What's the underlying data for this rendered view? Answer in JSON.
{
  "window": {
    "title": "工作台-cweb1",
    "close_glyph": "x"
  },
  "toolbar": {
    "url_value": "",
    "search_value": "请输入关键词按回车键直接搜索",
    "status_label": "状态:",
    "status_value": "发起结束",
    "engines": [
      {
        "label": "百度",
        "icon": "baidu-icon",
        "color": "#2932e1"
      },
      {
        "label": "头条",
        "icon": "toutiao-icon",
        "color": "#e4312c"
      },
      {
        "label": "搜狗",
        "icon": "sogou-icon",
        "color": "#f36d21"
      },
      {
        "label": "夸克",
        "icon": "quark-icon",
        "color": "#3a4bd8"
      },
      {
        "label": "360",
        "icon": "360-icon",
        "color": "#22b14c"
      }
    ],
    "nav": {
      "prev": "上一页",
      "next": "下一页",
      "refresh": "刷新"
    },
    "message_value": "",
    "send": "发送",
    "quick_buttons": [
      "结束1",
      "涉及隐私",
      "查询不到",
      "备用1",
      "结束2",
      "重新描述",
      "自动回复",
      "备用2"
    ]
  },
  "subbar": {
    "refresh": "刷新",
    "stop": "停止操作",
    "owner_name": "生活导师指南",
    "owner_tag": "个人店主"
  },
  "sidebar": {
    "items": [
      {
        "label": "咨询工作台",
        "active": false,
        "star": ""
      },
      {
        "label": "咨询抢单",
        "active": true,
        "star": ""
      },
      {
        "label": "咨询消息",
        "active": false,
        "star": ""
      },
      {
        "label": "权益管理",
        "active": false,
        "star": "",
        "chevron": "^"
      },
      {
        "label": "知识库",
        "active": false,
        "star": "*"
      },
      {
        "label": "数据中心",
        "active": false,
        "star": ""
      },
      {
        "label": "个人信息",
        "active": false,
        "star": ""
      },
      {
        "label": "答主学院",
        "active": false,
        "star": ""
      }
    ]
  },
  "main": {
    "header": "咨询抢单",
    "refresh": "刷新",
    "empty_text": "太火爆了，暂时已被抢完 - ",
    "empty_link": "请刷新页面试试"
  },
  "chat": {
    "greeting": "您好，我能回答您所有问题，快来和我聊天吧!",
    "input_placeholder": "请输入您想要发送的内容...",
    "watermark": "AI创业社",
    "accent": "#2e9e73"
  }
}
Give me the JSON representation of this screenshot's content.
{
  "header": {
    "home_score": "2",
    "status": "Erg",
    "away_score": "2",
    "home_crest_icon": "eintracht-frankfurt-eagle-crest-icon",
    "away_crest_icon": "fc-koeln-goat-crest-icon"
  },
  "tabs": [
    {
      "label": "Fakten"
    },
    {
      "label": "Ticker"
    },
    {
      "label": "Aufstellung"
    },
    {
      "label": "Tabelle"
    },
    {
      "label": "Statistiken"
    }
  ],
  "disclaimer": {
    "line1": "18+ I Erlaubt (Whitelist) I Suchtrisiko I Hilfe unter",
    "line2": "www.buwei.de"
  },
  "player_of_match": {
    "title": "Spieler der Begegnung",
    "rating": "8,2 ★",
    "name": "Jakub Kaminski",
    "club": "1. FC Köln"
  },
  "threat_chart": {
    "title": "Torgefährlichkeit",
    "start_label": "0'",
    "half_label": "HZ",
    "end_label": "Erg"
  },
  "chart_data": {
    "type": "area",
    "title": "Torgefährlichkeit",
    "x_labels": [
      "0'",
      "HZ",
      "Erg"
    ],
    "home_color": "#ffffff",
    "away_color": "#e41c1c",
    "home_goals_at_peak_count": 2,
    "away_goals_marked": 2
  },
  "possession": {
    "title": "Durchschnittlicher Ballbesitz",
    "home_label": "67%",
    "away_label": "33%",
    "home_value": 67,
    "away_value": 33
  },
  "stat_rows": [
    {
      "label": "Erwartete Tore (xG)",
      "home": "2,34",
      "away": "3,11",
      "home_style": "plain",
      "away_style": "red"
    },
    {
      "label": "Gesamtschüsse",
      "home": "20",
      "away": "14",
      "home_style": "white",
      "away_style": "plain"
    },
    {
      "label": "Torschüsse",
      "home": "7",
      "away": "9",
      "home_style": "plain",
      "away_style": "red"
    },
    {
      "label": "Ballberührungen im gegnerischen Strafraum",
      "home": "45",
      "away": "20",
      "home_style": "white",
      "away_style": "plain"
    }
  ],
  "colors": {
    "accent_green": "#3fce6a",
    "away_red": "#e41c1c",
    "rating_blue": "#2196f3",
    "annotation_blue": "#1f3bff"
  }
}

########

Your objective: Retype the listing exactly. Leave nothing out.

Result below:
What's the underlying data for this rendered view? Answer in JSON.
{
  "window": {
    "title": "工作台-cweb1",
    "close_glyph": "x"
  },
  "toolbar": {
    "url_value": "",
    "search_value": "请输入关键词按回车键直接搜索",
    "status_label": "状态:",
    "status_value": "发起结束",
    "engines": [
      {
        "label": "百度",
        "icon": "baidu-icon",
        "color": "#2932e1"
      },
      {
        "label": "头条",
        "icon": "toutiao-icon",
        "color": "#e4312c"
      },
      {
        "label": "搜狗",
        "icon": "sogou-icon",
        "color": "#f36d21"
      },
      {
        "label": "夸克",
        "icon": "quark-icon",
        "color": "#3a4bd8"
      },
      {
        "label": "360",
        "icon": "360-icon",
        "color": "#22b14c"
      }
    ],
    "nav": {
      "prev": "上一页",
      "next": "下一页",
      "refresh": "刷新"
    },
    "message_value": "",
    "send": "发送",
    "quick_buttons": [
      "结束1",
      "涉及隐私",
      "查询不到",
      "备用1",
      "结束2",
      "重新描述",
      "自动回复",
      "备用2"
    ]
  },
  "subbar": {
    "refresh": "刷新",
    "stop": "停止操作",
    "owner_name": "生活导师指南",
    "owner_tag": "个人店主"
  },
  "sidebar": {
    "items": [
      {
        "label": "咨询工作台",
        "active": false,
        "star": ""
      },
      {
        "label": "咨询抢单",
        "active": true,
        "star": ""
      },
      {
        "label": "咨询消息",
        "active": false,
        "star": ""
      },
      {
        "label": "权益管理",
        "active": false,
        "star": "",
        "chevron": "^"
      },
      {
        "label": "知识库",
        "active": false,
        "star": "*"
      },
      {
        "label": "数据中心",
        "active": false,
        "star": ""
      },
      {
        "label": "个人信息",
        "active": false,
        "star": ""
      },
      {
        "label": "答主学院",
        "active": false,
        "star": ""
      }
    ]
  },
  "main": {
    "header": "咨询抢单",
    "refresh": "刷新",
    "empty_text": "太火爆了，暂时已被抢完 - ",
    "empty_link": "请刷新页面试试"
  },
  "chat": {
    "greeting": "您好，我能回答您所有问题，快来和我聊天吧!",
    "input_placeholder": "请输入您想要发送的内容...",
    "watermark": "AI创业社",
    "accent": "#2e9e73"
  }
}
Give me the JSON representation of this screenshot's content.
{
  "header": {
    "home_score": "2",
    "status": "Erg",
    "away_score": "2",
    "home_crest_icon": "eintracht-frankfurt-eagle-crest-icon",
    "away_crest_icon": "fc-koeln-goat-crest-icon"
  },
  "tabs": [
    {
      "label": "Fakten"
    },
    {
      "label": "Ticker"
    },
    {
      "label": "Aufstellung"
    },
    {
      "label": "Tabelle"
    },
    {
      "label": "Statistiken"
    }
  ],
  "disclaimer": {
    "line1": "18+ I Erlaubt (Whitelist) I Suchtrisiko I Hilfe unter",
    "line2": "www.buwei.de"
  },
  "player_of_match": {
    "title": "Spieler der Begegnung",
    "rating": "8,2 ★",
    "name": "Jakub Kaminski",
    "club": "1. FC Köln"
  },
  "threat_chart": {
    "title": "Torgefährlichkeit",
    "start_label": "0'",
    "half_label": "HZ",
    "end_label": "Erg"
  },
  "chart_data": {
    "type": "area",
    "title": "Torgefährlichkeit",
    "x_labels": [
      "0'",
      "HZ",
      "Erg"
    ],
    "home_color": "#ffffff",
    "away_color": "#e41c1c",
    "home_goals_at_peak_count": 2,
    "away_goals_marked": 2
  },
  "possession": {
    "title": "Durchschnittlicher Ballbesitz",
    "home_label": "67%",
    "away_label": "33%",
    "home_value": 67,
    "away_value": 33
  },
  "stat_rows": [
    {
      "label": "Erwartete Tore (xG)",
      "home": "2,34",
      "away": "3,11",
      "home_style": "plain",
      "away_style": "red"
    },
    {
      "label": "Gesamtschüsse",
      "home": "20",
      "away": "14",
      "home_style": "white",
      "away_style": "plain"
    },
    {
      "label": "Torschüsse",
      "home": "7",
      "away": "9",
      "home_style": "plain",
      "away_style": "red"
    },
    {
      "label": "Ballberührungen im gegnerischen Strafraum",
      "home": "45",
      "away": "20",
      "home_style": "white",
      "away_style": "plain"
    }
  ],
  "colors": {
    "accent_green": "#3fce6a",
    "away_red": "#e41c1c",
    "rating_blue": "#2196f3",
    "annotation_blue": "#1f3bff"
  }
}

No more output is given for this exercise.